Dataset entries
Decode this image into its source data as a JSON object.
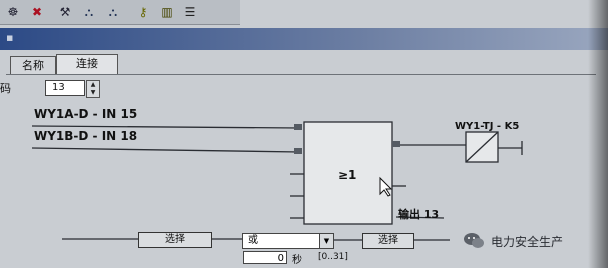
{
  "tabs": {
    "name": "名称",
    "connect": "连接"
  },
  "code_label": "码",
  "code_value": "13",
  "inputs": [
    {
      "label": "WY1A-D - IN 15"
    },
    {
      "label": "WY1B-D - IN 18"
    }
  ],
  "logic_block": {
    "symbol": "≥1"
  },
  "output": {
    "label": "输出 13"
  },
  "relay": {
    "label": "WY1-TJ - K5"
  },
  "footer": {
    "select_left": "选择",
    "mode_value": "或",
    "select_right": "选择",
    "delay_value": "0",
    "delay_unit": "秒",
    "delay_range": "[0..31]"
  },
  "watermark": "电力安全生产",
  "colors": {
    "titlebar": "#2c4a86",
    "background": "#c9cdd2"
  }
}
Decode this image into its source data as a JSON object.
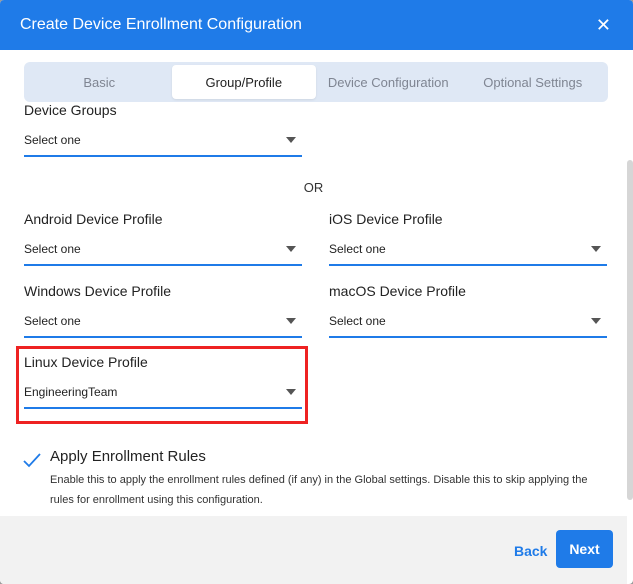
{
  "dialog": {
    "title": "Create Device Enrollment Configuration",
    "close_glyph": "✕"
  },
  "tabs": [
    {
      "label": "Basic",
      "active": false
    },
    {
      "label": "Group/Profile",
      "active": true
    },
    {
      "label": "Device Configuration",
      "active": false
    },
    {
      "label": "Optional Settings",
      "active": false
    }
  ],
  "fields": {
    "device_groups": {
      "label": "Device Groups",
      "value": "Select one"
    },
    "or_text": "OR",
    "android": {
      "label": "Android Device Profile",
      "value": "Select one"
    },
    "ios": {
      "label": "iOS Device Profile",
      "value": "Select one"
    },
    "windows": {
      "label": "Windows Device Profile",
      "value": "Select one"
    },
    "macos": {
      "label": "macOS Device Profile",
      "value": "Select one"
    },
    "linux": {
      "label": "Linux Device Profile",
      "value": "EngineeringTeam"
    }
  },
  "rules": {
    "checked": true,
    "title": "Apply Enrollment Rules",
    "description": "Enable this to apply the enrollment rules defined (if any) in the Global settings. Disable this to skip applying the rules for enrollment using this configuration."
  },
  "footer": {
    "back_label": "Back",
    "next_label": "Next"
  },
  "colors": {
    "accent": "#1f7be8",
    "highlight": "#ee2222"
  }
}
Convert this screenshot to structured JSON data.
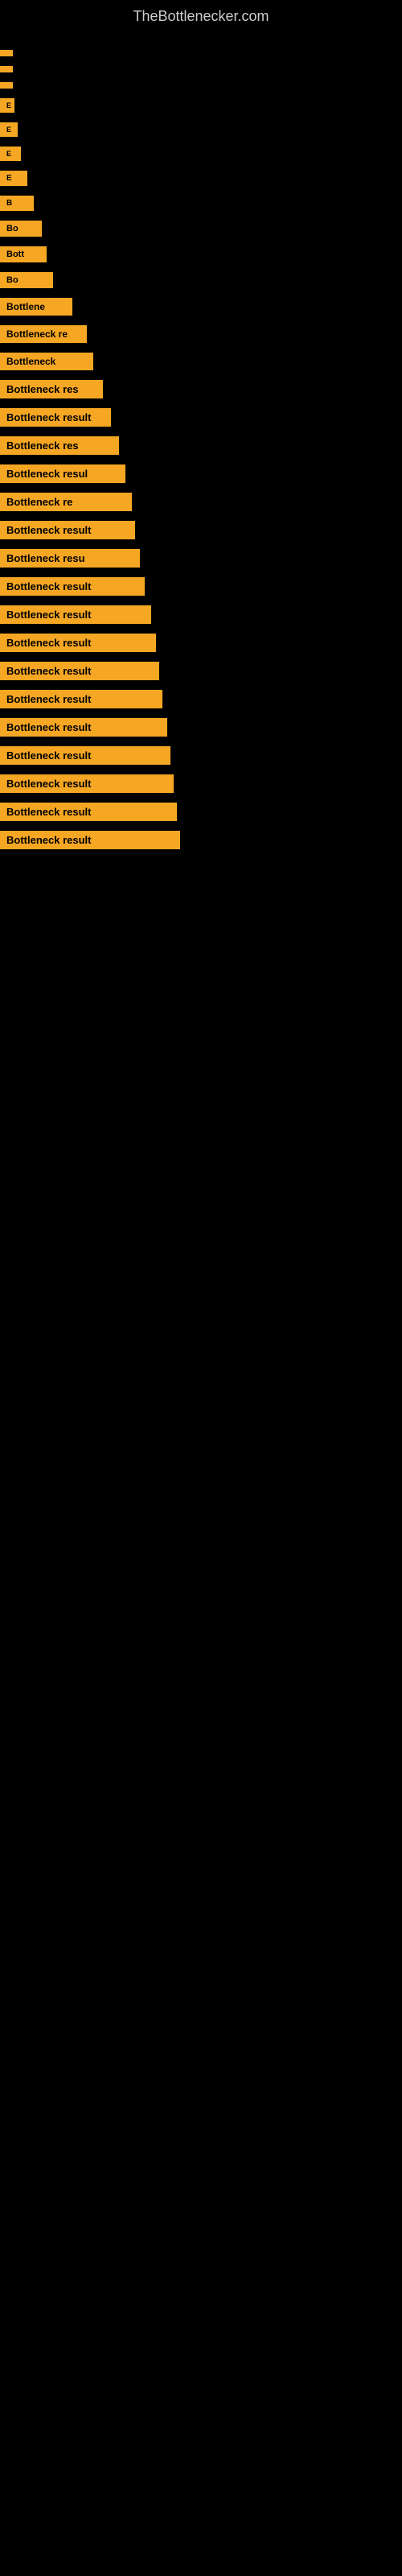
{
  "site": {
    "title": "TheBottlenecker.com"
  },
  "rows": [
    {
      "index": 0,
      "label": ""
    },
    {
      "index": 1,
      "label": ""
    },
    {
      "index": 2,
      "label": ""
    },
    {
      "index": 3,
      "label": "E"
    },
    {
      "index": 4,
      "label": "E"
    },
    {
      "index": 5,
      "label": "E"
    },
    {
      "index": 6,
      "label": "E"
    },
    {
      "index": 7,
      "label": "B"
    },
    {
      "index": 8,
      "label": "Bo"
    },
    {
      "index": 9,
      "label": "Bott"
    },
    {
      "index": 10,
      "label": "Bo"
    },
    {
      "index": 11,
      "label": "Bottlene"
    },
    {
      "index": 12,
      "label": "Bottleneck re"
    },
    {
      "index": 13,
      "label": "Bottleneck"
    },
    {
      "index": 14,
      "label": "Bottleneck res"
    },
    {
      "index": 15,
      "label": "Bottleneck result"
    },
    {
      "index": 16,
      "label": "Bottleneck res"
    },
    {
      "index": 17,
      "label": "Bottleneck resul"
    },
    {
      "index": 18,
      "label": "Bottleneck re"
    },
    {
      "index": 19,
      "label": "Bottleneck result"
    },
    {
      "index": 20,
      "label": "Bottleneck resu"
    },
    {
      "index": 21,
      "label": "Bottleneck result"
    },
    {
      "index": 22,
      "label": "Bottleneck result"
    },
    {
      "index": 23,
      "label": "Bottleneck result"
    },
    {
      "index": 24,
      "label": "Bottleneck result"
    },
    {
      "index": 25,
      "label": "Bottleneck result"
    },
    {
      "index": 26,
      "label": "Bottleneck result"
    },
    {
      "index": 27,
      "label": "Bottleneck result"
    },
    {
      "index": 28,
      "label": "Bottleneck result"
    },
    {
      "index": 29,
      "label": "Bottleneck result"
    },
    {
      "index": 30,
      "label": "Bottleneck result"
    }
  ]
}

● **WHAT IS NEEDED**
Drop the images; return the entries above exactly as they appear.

● **ANSWER TO THIS EXERCISE**
Decode this image into its source data as a JSON object.
{
  "tabs": {
    "name": "名称",
    "connect": "连接"
  },
  "code_label": "码",
  "code_value": "13",
  "inputs": [
    {
      "label": "WY1A-D - IN 15"
    },
    {
      "label": "WY1B-D - IN 18"
    }
  ],
  "logic_block": {
    "symbol": "≥1"
  },
  "output": {
    "label": "输出 13"
  },
  "relay": {
    "label": "WY1-TJ - K5"
  },
  "footer": {
    "select_left": "选择",
    "mode_value": "或",
    "select_right": "选择",
    "delay_value": "0",
    "delay_unit": "秒",
    "delay_range": "[0..31]"
  },
  "watermark": "电力安全生产",
  "colors": {
    "titlebar": "#2c4a86",
    "background": "#c9cdd2"
  }
}
Decode this image into its source data as a JSON object.
{
  "dialog": {
    "title": "Create Device Enrollment Configuration",
    "close_glyph": "✕"
  },
  "tabs": [
    {
      "label": "Basic",
      "active": false
    },
    {
      "label": "Group/Profile",
      "active": true
    },
    {
      "label": "Device Configuration",
      "active": false
    },
    {
      "label": "Optional Settings",
      "active": false
    }
  ],
  "fields": {
    "device_groups": {
      "label": "Device Groups",
      "value": "Select one"
    },
    "or_text": "OR",
    "android": {
      "label": "Android Device Profile",
      "value": "Select one"
    },
    "ios": {
      "label": "iOS Device Profile",
      "value": "Select one"
    },
    "windows": {
      "label": "Windows Device Profile",
      "value": "Select one"
    },
    "macos": {
      "label": "macOS Device Profile",
      "value": "Select one"
    },
    "linux": {
      "label": "Linux Device Profile",
      "value": "EngineeringTeam"
    }
  },
  "rules": {
    "checked": true,
    "title": "Apply Enrollment Rules",
    "description": "Enable this to apply the enrollment rules defined (if any) in the Global settings. Disable this to skip applying the rules for enrollment using this configuration."
  },
  "footer": {
    "back_label": "Back",
    "next_label": "Next"
  },
  "colors": {
    "accent": "#1f7be8",
    "highlight": "#ee2222"
  }
}
Convert this screenshot to structured JSON data.
{
  "site": {
    "title": "TheBottlenecker.com"
  },
  "rows": [
    {
      "index": 0,
      "label": ""
    },
    {
      "index": 1,
      "label": ""
    },
    {
      "index": 2,
      "label": ""
    },
    {
      "index": 3,
      "label": "E"
    },
    {
      "index": 4,
      "label": "E"
    },
    {
      "index": 5,
      "label": "E"
    },
    {
      "index": 6,
      "label": "E"
    },
    {
      "index": 7,
      "label": "B"
    },
    {
      "index": 8,
      "label": "Bo"
    },
    {
      "index": 9,
      "label": "Bott"
    },
    {
      "index": 10,
      "label": "Bo"
    },
    {
      "index": 11,
      "label": "Bottlene"
    },
    {
      "index": 12,
      "label": "Bottleneck re"
    },
    {
      "index": 13,
      "label": "Bottleneck"
    },
    {
      "index": 14,
      "label": "Bottleneck res"
    },
    {
      "index": 15,
      "label": "Bottleneck result"
    },
    {
      "index": 16,
      "label": "Bottleneck res"
    },
    {
      "index": 17,
      "label": "Bottleneck resul"
    },
    {
      "index": 18,
      "label": "Bottleneck re"
    },
    {
      "index": 19,
      "label": "Bottleneck result"
    },
    {
      "index": 20,
      "label": "Bottleneck resu"
    },
    {
      "index": 21,
      "label": "Bottleneck result"
    },
    {
      "index": 22,
      "label": "Bottleneck result"
    },
    {
      "index": 23,
      "label": "Bottleneck result"
    },
    {
      "index": 24,
      "label": "Bottleneck result"
    },
    {
      "index": 25,
      "label": "Bottleneck result"
    },
    {
      "index": 26,
      "label": "Bottleneck result"
    },
    {
      "index": 27,
      "label": "Bottleneck result"
    },
    {
      "index": 28,
      "label": "Bottleneck result"
    },
    {
      "index": 29,
      "label": "Bottleneck result"
    },
    {
      "index": 30,
      "label": "Bottleneck result"
    }
  ]
}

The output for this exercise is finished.